I Get by with a LOT of Help from My Friends: Steps Towards Effective Clarinet Pedagogy
Andrew J. Allen, DMA
This author’s path towards teaching clarinet at the university level was an odd and winding one. From the age of ten, I was trained as a saxophonist, and all of my academic degrees support that. The clarinet was an instrument that I loved, but one that usually came out of the case for doubling in the big band and musical orchestra pit. All of that changed, however, when I received my first job: Teaching all woodwinds at a small college in North Dakota.
Suddenly, this instrument that I loved but had largely neglected became a very large part of my life. Both clarinet and saxophone students and chamber ensembles poured through my office, and I continuously had to change pedagogical hats. Today, I feel nearly as comfortable teaching the clarinet as the saxophone, but this came with considerable work and with the support of a plethora of wonderful clarinetist friends. While this author’s case may be unusual, there are several life lessons picked up that may be of benefit to any young clarinet pedagogue.
We Aren’t All Good at Everything
As much as we may hate to admit it, no one is good at everything. Further, no one is the end-all, be-all of their own instrument. There is a repertoire, or a style of playing, or a tradition of performance that best suits each clarinetist. While these are limits, we and our students are best served when we recognize our limitations. Then, two steps can be followed: As much as possible, try to assuage these shortcomings. Secondarily, expose your students to performers and teachers who have different strengths than you, whether through recordings or masterclasses.
We All Have Our Ruts
We all have our habits and even our “ruts.” Sometimes this is a good thing. A longstanding multi-hour practice routine will always benefit you (and the example will benefit your students). However, other ruts are bad. Assigning students the same “freshman,” “sophomore,” etc. solo and chamber literature is one such bad rut. While all of our students should be led to the masterworks of Brahms, Mozart, and Debussy, we should allow flexibility in our programming, both for ourselves and for our pupils. There is no “formula” for growing clarinetists. Excellent new literature is being produced all of the time, and each of ours students is a very different person. Variety is very often a key to better and more inspired teaching and learning.
No Person Is an Island
This goes hand-in-hand with “We Aren’t All Good at Everything.” Human beings, from our primordial beginnings, are built to rely on each other. As a young professor, this can often seem scary. After 20+ years of school and great achievements, it can seem humiliating to not know the answer to a student’s question or to be stumped by a pedagogical conundrum. The only shame in these situations is in not reaching out to a trusted mentor. The best way to become a better, wiser musician and teacher is by asking for help when necessary.
Another aspect of this is to not become isolated in your own studio. The support and comradery of the clarinet community is vital to any young teacher.
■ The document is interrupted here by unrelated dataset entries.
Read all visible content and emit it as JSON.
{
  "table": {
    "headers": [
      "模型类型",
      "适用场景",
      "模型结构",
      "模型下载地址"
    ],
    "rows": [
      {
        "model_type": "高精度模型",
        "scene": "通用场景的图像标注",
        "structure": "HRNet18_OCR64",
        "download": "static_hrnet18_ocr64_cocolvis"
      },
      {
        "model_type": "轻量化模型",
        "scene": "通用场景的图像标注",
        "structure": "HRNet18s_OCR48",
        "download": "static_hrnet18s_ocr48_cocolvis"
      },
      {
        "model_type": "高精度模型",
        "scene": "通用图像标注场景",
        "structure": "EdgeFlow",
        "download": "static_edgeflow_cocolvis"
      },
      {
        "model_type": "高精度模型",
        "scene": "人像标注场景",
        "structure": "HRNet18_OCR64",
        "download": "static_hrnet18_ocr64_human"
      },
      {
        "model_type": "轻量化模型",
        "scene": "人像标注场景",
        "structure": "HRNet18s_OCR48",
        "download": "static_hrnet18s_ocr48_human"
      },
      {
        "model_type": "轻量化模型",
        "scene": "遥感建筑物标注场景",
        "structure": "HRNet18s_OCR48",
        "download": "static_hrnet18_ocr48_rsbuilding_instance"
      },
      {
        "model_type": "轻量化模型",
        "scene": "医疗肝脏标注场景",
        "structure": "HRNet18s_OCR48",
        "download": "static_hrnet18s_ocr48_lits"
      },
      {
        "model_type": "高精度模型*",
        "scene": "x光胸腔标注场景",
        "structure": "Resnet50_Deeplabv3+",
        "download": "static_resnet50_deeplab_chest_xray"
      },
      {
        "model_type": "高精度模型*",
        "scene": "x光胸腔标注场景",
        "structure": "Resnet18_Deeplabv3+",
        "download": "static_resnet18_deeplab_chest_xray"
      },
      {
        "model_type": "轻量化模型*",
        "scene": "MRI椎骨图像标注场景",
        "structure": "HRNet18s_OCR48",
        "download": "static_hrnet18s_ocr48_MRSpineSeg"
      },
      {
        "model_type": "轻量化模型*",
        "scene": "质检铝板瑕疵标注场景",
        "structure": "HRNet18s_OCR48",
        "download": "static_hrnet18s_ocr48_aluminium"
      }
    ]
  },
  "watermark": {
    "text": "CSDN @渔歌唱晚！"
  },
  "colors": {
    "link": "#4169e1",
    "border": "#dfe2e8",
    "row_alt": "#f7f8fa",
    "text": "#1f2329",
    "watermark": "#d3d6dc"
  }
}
Attendance at ClarinetFest® and other events can often rejuvenate and inspire the young professional and help them better serve their students.
So Much About Music is Universal
While it is easy to get caught up in the minutiae of teaching the clarinet (articulation, sound, alternate fingerings, etc., etc., etc.), the young teacher should learn that there are learning opportunities all around them. So much of what we do as clarinet pedagogues is teaching the wider discipline of music. Sit in on lessons taught by trusted colleagues on other instruments. Listen to recordings of great vocalists and string players. Help your students understand that the clarinet is merely a machine; a tool that helps them make art that is far more than them or a bit of grenadilla.
The first steps towards becoming a real clarinet pedagogue can be scary, but they are also incredibly rewarding. The end goal is very simple: Take young people and turn them into the best musicians and best people possible. What a wonderful way to make a living!
Dr. Andrew J. Allen is an assistant professor of woodwinds at Midwestern State University in Wichita Falls, Texas. In addition, he serves as bass clarinetist of the Wichita Falls Symphony Orchestra.